'''

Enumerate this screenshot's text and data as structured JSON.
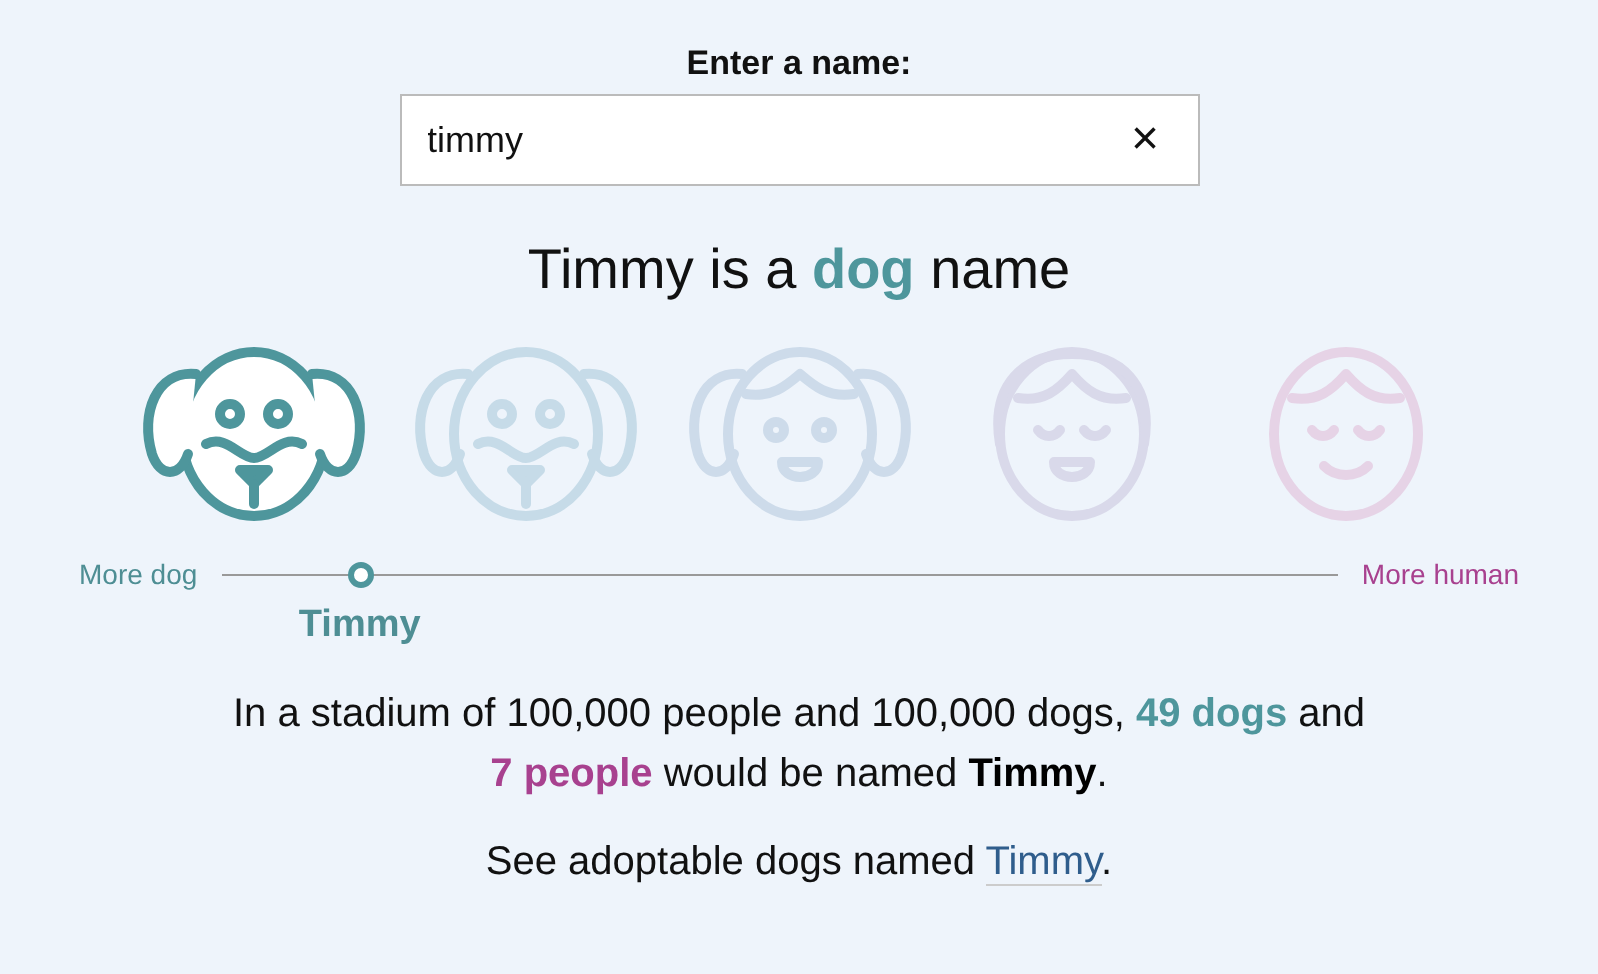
{
  "search": {
    "label": "Enter a name:",
    "value": "timmy",
    "clear": "×"
  },
  "headline": [
    {
      "kind": "plain",
      "text": "Timmy is a"
    },
    {
      "kind": "dog",
      "text": "dog"
    },
    {
      "kind": "plain",
      "text": "name"
    }
  ],
  "faces": [
    {
      "kind": "dog",
      "color": "#4e969c",
      "selected": true
    },
    {
      "kind": "dog",
      "color": "#c6dbe8",
      "selected": false
    },
    {
      "kind": "mix",
      "color": "#cddbea",
      "selected": false
    },
    {
      "kind": "human-hair",
      "color": "#d9d9ea",
      "selected": false
    },
    {
      "kind": "human",
      "color": "#e6d3e6",
      "selected": false
    }
  ],
  "scale": {
    "left": "More dog",
    "right": "More human",
    "level": 0.124,
    "marker_label": "Timmy"
  },
  "stats": [
    {
      "kind": "plain",
      "text": "In a stadium of 100,000 people and 100,000 dogs,"
    },
    {
      "kind": "dog",
      "text": "49 dogs"
    },
    {
      "kind": "plain",
      "text": "and"
    },
    {
      "kind": "human",
      "text": "7 people"
    },
    {
      "kind": "plain",
      "text": "would be named"
    },
    {
      "kind": "bold",
      "text": "Timmy"
    },
    {
      "kind": "tight",
      "text": "."
    }
  ],
  "adopt": {
    "text": "See adoptable dogs named",
    "link": "Timmy",
    "end": "."
  }
}
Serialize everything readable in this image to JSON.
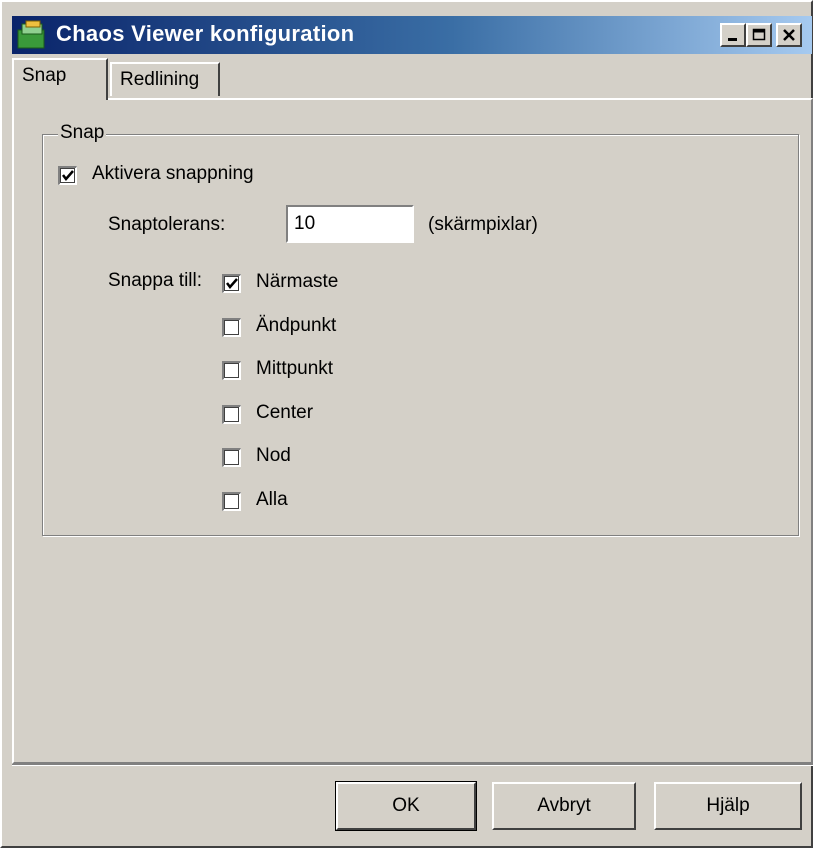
{
  "window": {
    "title": "Chaos Viewer konfiguration",
    "icons": {
      "app": "chaos-viewer-app-icon",
      "minimize": "minimize-icon",
      "maximize": "maximize-icon",
      "close": "close-icon"
    }
  },
  "tabs": [
    {
      "label": "Snap",
      "active": true
    },
    {
      "label": "Redlining",
      "active": false
    }
  ],
  "snap_group": {
    "legend": "Snap",
    "enable": {
      "label": "Aktivera snappning",
      "checked": true
    },
    "tolerance": {
      "label": "Snaptolerans:",
      "value": "10",
      "unit": "(skärmpixlar)"
    },
    "snap_to": {
      "label": "Snappa till:",
      "options": [
        {
          "label": "Närmaste",
          "checked": true
        },
        {
          "label": "Ändpunkt",
          "checked": false
        },
        {
          "label": "Mittpunkt",
          "checked": false
        },
        {
          "label": "Center",
          "checked": false
        },
        {
          "label": "Nod",
          "checked": false
        },
        {
          "label": "Alla",
          "checked": false
        }
      ]
    }
  },
  "buttons": {
    "ok": "OK",
    "cancel": "Avbryt",
    "help": "Hjälp"
  },
  "colors": {
    "face": "#d4d0c8",
    "title_start": "#0a246a",
    "title_end": "#a6caf0"
  }
}
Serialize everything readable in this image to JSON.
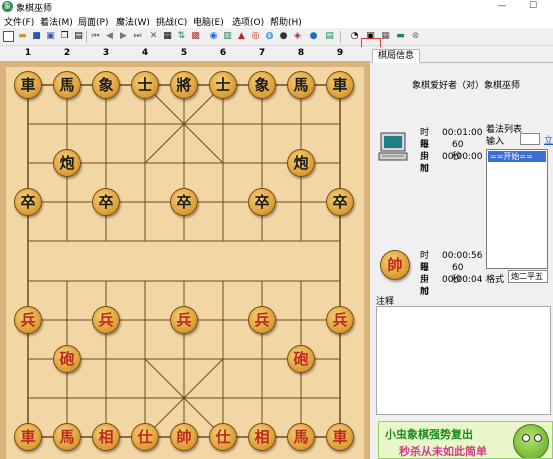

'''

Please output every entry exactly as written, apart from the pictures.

Enumerate this screenshot's text and data as structured JSON.
{
  "search": {
    "label": "Enter a name:",
    "value": "timmy",
    "clear": "×"
  },
  "headline": [
    {
      "kind": "plain",
      "text": "Timmy is a"
    },
    {
      "kind": "dog",
      "text": "dog"
    },
    {
      "kind": "plain",
      "text": "name"
    }
  ],
  "faces": [
    {
      "kind": "dog",
      "color": "#4e969c",
      "selected": true
    },
    {
      "kind": "dog",
      "color": "#c6dbe8",
      "selected": false
    },
    {
      "kind": "mix",
      "color": "#cddbea",
      "selected": false
    },
    {
      "kind": "human-hair",
      "color": "#d9d9ea",
      "selected": false
    },
    {
      "kind": "human",
      "color": "#e6d3e6",
      "selected": false
    }
  ],
  "scale": {
    "left": "More dog",
    "right": "More human",
    "level": 0.124,
    "marker_label": "Timmy"
  },
  "stats": [
    {
      "kind": "plain",
      "text": "In a stadium of 100,000 people and 100,000 dogs,"
    },
    {
      "kind": "dog",
      "text": "49 dogs"
    },
    {
      "kind": "plain",
      "text": "and"
    },
    {
      "kind": "human",
      "text": "7 people"
    },
    {
      "kind": "plain",
      "text": "would be named"
    },
    {
      "kind": "bold",
      "text": "Timmy"
    },
    {
      "kind": "tight",
      "text": "."
    }
  ],
  "adopt": {
    "text": "See adoptable dogs named",
    "link": "Timmy",
    "end": "."
  }
}
Serialize everything readable in this image to JSON.
{
  "window": {
    "title": "Chaos Viewer konfiguration",
    "icons": {
      "app": "chaos-viewer-app-icon",
      "minimize": "minimize-icon",
      "maximize": "maximize-icon",
      "close": "close-icon"
    }
  },
  "tabs": [
    {
      "label": "Snap",
      "active": true
    },
    {
      "label": "Redlining",
      "active": false
    }
  ],
  "snap_group": {
    "legend": "Snap",
    "enable": {
      "label": "Aktivera snappning",
      "checked": true
    },
    "tolerance": {
      "label": "Snaptolerans:",
      "value": "10",
      "unit": "(skärmpixlar)"
    },
    "snap_to": {
      "label": "Snappa till:",
      "options": [
        {
          "label": "Närmaste",
          "checked": true
        },
        {
          "label": "Ändpunkt",
          "checked": false
        },
        {
          "label": "Mittpunkt",
          "checked": false
        },
        {
          "label": "Center",
          "checked": false
        },
        {
          "label": "Nod",
          "checked": false
        },
        {
          "label": "Alla",
          "checked": false
        }
      ]
    }
  },
  "buttons": {
    "ok": "OK",
    "cancel": "Avbryt",
    "help": "Hjälp"
  },
  "colors": {
    "face": "#d4d0c8",
    "title_start": "#0a246a",
    "title_end": "#a6caf0"
  }
}
Serialize everything readable in this image to JSON.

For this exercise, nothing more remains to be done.